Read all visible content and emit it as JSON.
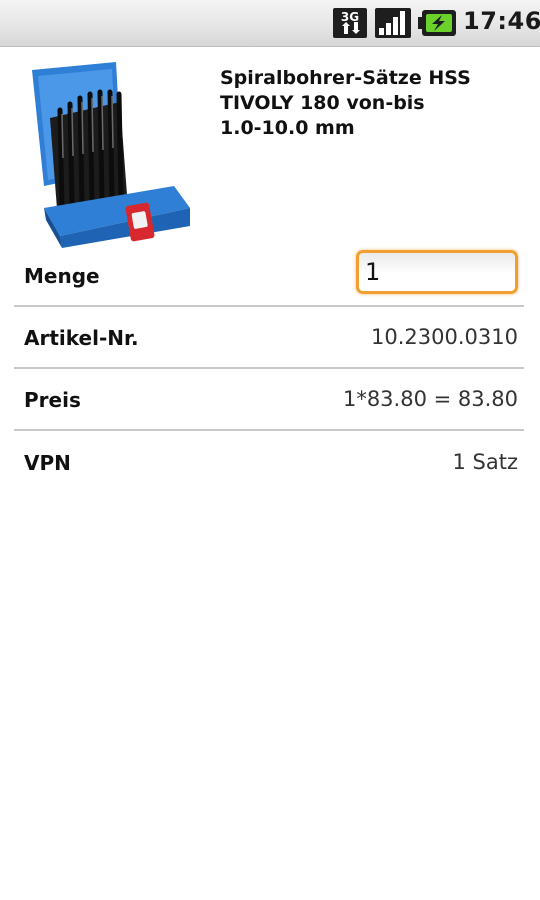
{
  "status_bar": {
    "network_label": "3G",
    "time": "17:46",
    "icons": [
      "3g-icon",
      "signal-icon",
      "battery-charging-icon"
    ]
  },
  "product": {
    "title": "Spiralbohrer-Sätze HSS\nTIVOLY 180 von-bis\n1.0-10.0 mm",
    "image_icon": "drill-set-case-icon"
  },
  "details": {
    "quantity": {
      "label": "Menge",
      "value": "1"
    },
    "article": {
      "label": "Artikel-Nr.",
      "value": "10.2300.0310"
    },
    "price": {
      "label": "Preis",
      "value": "1*83.80 = 83.80"
    },
    "vpn": {
      "label": "VPN",
      "value": "1 Satz"
    }
  },
  "colors": {
    "input_focus_border": "#f0a033",
    "case_blue": "#2f7fd6",
    "divider": "#c8c8c8"
  }
}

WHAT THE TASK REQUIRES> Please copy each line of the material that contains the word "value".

TASK RESPONSE>
      "value": "1"
      "value": "10.2300.0310"
      "value": "1*83.80 = 83.80"
      "value": "1 Satz"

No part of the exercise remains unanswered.